Thirteen Democratic presidential candidates took the stage at the Iowa Democratic Party’s “Liberty and Justice Celebration” late Friday in Des Moines, Iowa — cheered on by thousands of supporters in stadium seating and on the floor of the Wells Fargo arena.
Campaign teams and voters lined the streets of downtown Des Moines to bring attention to and gain support for their favored candidate.
“Having rallies is about building a movement, it’s about connecting with voters, showing folks how excited we are about Warren’s plans and her vision for this country,” said Brian Gregory, a Sen. Elizabeth Warren campaign organizer in East Waterloo, Iowa.
Not only were Iowans present at the event, but also many people traveled more than hundreds of miles to support their candidate.
“We go all over the country to volunteer in whatever way we can,” said Carole Callaghan, a volunteer with former Rep. Beto O'Rourke’s campaign who spoke to the Daily before O’Rourke announced he was dropping out of the race that afternoon.
The Liberty and Justice Celebration is the most attended and last big Iowa Democratic Party event before the Feb. 3, 2020, caucuses.
“We are working to make sure that this upcoming caucus is the most successful and accessible caucus that has ever been conducted here in Iowa,” said Tom Perez, chair of the Democratic National Committee.
Iowa is at the forefront of deciding how the Democratic primary plays out, with the caucuses playing a decisive role in the outcome of the race for the nomination.
“Iowa is a battleground state,” Perez said.
During the celebration, each candidate was allowed 12 minutes to speak to highlight their goals, accomplishments and try to rally more support.
Mayor Pete Buttigieg spoke first.
“I am here to launch the era that must come next,” Buttigieg said.
Former Vice President Joe Biden spoke next, discussing his past experiences with foreign policy and what he said was his fight against the National Rifle Association.
“The next president is going to be commander in chief of a world in disarray, there's going to be no time for on-the-job training," Biden said.
Businessman Andrew Yang “did the math” and spoke out about what he said were his successes in the race so far and the importance he said Iowans have as voters.
“Each Iowan in this room is worth 1,000 Californians, and when I look around this arena tonight I do not just see 14,000 Iowans, I see 14 million Californians,” Yang said.
Warren brought up why she said she believed the United States needs “big structural change” by discussing the companies that have “taken from Americans.”
“Our Democracy has been hijacked by the rich and powerful,” Warren said. “2020 is our time in history, 2020 is our time to fight hard and win.”
Sen. Kamala Harris said those present at the event should unite in order to “fight for the best of our country and democracy” and come together to “defeat Trump.”
“We all have more in common than what separates us; a harm against anyone is a harm against everyone,” Harris said.
Sen. Bernie Sanders donated $20,000 from his campaign to the Iowa Democratic Party.

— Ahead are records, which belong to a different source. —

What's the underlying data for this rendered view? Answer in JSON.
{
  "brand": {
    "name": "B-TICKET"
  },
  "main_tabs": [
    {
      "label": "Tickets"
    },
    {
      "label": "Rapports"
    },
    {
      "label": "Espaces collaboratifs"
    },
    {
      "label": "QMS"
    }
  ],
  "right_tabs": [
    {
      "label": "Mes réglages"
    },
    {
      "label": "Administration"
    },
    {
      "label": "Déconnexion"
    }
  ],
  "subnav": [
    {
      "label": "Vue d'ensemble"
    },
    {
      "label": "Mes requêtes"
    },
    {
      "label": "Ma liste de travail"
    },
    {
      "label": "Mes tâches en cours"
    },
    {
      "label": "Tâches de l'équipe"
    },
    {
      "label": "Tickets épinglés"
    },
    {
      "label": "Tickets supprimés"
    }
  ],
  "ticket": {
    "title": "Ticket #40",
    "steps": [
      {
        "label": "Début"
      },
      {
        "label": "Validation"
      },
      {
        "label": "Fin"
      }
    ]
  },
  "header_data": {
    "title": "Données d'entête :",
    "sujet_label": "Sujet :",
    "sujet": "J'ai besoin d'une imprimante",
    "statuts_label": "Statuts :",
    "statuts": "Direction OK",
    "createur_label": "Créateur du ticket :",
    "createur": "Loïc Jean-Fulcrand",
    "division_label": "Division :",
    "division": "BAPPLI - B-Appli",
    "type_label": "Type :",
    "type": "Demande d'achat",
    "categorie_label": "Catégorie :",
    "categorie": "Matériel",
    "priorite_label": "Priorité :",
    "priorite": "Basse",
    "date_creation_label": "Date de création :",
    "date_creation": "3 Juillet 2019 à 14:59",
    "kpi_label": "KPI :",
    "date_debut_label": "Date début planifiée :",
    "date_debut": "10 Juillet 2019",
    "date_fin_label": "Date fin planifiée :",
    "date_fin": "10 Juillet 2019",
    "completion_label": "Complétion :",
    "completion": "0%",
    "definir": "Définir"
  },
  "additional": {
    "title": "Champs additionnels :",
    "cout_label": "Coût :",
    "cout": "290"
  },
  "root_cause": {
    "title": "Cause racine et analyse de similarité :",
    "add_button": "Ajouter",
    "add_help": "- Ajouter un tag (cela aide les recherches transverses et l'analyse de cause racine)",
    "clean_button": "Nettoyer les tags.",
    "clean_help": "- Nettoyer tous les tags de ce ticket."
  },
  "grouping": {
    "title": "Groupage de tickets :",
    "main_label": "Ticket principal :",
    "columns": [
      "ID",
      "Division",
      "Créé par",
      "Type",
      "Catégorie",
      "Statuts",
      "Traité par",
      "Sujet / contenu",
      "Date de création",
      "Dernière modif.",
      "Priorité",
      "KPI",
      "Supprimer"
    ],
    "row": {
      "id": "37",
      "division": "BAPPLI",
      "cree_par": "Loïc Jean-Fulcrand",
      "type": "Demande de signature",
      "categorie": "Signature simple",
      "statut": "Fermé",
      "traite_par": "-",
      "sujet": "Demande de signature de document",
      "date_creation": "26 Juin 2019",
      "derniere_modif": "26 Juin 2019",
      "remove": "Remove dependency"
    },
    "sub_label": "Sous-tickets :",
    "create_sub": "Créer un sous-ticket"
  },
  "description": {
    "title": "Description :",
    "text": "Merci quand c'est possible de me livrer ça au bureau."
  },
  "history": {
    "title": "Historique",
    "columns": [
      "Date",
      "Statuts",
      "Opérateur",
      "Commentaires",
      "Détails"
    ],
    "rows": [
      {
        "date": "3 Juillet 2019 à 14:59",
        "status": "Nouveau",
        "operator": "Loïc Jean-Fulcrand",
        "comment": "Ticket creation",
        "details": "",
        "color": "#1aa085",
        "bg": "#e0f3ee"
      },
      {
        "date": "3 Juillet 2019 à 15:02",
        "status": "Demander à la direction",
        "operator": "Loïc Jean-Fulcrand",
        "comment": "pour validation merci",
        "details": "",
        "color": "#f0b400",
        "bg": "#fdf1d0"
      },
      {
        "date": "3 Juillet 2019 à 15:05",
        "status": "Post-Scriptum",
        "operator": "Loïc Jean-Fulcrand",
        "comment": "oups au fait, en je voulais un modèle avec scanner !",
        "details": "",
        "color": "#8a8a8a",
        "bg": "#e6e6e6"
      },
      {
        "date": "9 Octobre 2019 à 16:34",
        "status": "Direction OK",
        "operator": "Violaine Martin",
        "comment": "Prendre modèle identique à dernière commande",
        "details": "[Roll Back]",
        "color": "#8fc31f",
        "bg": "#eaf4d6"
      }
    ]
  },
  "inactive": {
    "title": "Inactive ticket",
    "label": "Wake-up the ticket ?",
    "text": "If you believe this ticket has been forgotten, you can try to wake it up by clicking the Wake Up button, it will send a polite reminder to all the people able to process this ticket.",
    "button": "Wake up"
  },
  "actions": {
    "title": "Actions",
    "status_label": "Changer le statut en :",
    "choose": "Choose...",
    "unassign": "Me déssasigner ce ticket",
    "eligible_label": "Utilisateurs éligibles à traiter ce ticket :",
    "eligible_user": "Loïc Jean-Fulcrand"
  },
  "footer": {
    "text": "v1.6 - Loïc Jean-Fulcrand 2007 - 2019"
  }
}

The money originally would have been used to buy Sanders’ supporters tickets to attend the event. Instead, the Sanders campaign hosted a watch party for his supporters off-site of the Liberty and Justice Celebration.
Sanders spoke on health care and education, along with the climate crisis.

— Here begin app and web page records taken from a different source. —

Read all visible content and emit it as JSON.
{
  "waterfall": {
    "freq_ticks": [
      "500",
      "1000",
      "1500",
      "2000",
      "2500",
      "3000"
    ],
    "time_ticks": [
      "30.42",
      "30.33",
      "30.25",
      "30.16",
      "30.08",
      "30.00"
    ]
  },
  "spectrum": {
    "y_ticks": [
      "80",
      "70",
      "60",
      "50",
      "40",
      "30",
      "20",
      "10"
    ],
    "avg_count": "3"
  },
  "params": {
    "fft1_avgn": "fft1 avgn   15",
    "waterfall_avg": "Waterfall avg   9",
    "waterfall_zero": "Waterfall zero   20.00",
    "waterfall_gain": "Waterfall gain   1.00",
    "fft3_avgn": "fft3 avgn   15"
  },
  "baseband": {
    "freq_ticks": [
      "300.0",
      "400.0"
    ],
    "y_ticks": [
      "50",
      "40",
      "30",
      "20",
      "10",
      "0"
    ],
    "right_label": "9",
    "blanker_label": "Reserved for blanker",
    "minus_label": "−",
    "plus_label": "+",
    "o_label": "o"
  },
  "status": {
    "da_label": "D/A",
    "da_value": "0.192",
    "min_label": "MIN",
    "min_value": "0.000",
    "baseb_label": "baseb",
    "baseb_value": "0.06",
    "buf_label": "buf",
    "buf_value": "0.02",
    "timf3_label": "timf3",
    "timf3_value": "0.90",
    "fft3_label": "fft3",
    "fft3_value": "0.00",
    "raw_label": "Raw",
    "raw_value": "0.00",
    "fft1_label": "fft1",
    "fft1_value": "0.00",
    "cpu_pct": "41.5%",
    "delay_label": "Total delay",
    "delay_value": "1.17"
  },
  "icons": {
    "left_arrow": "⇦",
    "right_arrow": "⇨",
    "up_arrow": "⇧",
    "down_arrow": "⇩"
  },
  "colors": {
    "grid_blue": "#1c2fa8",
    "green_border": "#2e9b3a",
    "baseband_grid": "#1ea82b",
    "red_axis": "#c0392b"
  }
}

“Saving the planet is not a debatable issue,” Sanders said.
Several candidates highlighted their connections to the Midwest and Iowa.
Sen. Amy Klobuchar said she can “see Iowa from my porch” in Minnesota. Buttigieg also spoke of his proximity to Iowa.
“My office is six hours down I-80, here in the Midwest,” Buttigieg said.
The event finished late in the night, with the arena largely emptied out as Gov. Steve Bullock spoke last of all the candidates.
No matter who makes it to “the mountain top,” Democrats will come together to support him or her in the 2020 election, Perez said.